Wednesday, November 07, 2007

Bad News from Boston

The latest edition of American Libraries Direct included what I consider bad news. Bernie Margolis, the President of the Boston Public Library [i.e. the library director there], is not having his contract renewed. On November 4, (the online version of the Boston Globe) reported that the Board agenda included a discussion of not renewing his contract when it expires on June 30, 2008. Today's issue reports that one of the issues is about support for the branches.

While my current library has only one location, I have had experience with branches. One thing that annoys me about the article is the constant reference to the "main branch." That is an oxymoron! Either it is the "main" or "headquarters" or it is a "branch."

A key concept that people like the mayor of Boston clearly do not understand is that the health of a system is dependent on the main/headquarters location. While there are a few library systems without a "main" branch (Baltimore County comes to mind), for the vast majority, "main" is where the administration is, where technical services is located, where the historical archives, strongest and deepest collection, and most talented reference staff. If you do not support the central location, then the branches whither.

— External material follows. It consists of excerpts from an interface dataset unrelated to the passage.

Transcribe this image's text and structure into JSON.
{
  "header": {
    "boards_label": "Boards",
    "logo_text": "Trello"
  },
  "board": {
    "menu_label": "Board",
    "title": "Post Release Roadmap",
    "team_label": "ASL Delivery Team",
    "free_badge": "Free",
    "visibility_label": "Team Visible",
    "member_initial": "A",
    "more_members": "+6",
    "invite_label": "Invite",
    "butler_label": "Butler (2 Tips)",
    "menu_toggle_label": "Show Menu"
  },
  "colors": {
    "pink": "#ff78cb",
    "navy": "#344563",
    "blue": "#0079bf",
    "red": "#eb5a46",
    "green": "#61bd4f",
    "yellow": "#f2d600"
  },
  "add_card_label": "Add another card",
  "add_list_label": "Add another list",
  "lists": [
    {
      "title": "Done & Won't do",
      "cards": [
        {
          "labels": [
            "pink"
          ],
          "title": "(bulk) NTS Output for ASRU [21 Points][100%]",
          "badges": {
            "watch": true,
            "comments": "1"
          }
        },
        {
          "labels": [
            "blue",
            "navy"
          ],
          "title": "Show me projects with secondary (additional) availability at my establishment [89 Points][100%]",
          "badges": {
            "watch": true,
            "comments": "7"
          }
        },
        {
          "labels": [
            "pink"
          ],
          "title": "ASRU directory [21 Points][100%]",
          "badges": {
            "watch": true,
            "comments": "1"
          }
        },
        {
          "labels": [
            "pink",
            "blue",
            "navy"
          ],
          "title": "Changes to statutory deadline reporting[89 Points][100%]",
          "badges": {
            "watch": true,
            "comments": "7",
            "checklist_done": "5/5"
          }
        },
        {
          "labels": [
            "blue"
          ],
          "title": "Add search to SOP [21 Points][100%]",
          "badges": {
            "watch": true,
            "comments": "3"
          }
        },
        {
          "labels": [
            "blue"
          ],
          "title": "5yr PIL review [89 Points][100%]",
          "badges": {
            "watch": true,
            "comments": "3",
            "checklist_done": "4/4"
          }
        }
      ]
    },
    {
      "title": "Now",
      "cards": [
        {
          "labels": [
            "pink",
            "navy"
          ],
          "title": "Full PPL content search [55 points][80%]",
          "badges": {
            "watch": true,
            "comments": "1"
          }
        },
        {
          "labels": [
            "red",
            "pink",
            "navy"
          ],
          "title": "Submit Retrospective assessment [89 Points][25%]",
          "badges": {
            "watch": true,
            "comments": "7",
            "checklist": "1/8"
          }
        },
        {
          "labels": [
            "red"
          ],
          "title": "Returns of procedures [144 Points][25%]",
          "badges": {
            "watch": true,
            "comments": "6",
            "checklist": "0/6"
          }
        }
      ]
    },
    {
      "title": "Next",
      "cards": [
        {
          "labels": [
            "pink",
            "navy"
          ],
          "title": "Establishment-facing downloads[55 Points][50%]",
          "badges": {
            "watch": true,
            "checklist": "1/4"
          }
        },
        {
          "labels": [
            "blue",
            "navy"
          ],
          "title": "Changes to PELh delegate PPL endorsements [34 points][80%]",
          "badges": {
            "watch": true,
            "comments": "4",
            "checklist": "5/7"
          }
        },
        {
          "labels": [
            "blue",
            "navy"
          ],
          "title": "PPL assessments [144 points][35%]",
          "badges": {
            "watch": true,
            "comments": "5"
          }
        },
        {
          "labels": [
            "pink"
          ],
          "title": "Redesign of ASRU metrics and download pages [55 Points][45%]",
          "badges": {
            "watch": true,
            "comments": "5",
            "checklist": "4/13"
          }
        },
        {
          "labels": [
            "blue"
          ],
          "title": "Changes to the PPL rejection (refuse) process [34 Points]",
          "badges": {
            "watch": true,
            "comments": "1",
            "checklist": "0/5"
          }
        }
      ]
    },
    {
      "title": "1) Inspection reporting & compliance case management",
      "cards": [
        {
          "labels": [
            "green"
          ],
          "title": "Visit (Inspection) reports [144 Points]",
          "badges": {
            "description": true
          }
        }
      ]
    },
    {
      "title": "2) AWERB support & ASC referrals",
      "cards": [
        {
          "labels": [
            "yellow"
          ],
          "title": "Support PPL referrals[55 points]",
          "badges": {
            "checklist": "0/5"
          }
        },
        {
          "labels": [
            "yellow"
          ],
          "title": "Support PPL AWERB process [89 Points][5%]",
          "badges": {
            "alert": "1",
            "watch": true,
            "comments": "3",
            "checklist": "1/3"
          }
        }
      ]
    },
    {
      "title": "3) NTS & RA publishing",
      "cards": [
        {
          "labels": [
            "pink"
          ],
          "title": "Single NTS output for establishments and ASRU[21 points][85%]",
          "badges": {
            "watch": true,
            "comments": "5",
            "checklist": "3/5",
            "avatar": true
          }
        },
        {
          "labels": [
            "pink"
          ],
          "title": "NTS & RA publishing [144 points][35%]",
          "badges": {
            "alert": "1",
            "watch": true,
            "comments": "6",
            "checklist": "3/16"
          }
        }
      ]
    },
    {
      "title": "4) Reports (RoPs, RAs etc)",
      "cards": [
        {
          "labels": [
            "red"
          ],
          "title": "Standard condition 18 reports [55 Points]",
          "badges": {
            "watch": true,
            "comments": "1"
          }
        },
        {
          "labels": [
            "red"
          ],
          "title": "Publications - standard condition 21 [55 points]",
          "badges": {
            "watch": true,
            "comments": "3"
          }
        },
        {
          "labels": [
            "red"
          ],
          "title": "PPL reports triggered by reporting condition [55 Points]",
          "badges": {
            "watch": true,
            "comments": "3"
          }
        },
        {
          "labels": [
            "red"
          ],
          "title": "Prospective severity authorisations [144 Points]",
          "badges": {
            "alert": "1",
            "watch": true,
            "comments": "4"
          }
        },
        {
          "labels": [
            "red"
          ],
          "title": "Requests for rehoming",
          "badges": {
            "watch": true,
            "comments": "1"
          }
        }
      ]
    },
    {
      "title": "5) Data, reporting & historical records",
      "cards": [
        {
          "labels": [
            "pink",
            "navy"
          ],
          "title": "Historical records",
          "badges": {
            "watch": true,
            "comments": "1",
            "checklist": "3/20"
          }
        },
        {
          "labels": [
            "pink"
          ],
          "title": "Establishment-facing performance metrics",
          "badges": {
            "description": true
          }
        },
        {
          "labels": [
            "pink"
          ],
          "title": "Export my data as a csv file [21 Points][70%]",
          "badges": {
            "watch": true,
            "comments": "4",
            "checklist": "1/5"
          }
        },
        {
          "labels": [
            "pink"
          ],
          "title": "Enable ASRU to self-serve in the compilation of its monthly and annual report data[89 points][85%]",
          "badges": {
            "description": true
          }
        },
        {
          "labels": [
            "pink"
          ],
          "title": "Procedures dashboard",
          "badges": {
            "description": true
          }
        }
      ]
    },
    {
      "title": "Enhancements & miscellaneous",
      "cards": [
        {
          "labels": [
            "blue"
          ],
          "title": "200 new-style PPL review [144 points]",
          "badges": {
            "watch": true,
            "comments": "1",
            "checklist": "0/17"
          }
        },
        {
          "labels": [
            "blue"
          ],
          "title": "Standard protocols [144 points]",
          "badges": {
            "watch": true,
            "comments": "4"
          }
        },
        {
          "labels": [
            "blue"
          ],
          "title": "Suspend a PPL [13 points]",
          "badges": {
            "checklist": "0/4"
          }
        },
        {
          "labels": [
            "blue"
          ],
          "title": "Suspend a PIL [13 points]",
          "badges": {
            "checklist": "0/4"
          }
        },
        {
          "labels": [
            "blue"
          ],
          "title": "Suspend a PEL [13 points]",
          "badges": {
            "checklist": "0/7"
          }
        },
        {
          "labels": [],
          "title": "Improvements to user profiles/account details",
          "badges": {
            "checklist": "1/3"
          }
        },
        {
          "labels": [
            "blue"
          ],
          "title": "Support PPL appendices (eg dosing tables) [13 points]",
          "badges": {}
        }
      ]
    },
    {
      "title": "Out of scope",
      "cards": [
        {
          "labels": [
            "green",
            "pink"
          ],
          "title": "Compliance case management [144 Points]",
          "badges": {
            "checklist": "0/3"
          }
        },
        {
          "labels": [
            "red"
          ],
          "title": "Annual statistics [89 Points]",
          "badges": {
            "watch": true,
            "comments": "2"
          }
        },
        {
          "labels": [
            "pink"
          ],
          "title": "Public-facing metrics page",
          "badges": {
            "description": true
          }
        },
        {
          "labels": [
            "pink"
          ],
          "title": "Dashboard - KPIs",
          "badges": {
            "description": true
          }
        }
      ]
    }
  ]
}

One analogy which occurred to me as I was stewing over this is to use that of the body. Part of what Bernie did with Boston was to do open heart surgery and made the Copley Square main library back into the key library it needs to be. What the mayor seems to want to do is to do major surgery on the arms and legs and leave the heart to disintegrate. (Yes, I may be over the top in the analogy, but I really believe that the mayor and library board do not understand this important relationship.

To me, it is sad because Bernie is such an articulate and thoughtful library leader. I know that he will land on his feet somewhere else. I have had a similar experience in the past and wound up in a much better place as a result.

1 comment:

  1. Michael, I agree with your entry completely.

    BTW, libraries in California that are purely county (e.g., County of Los Angeles, Orange County) as opposed to combined jurisdictions (San Francisco) don't have "central" libraries.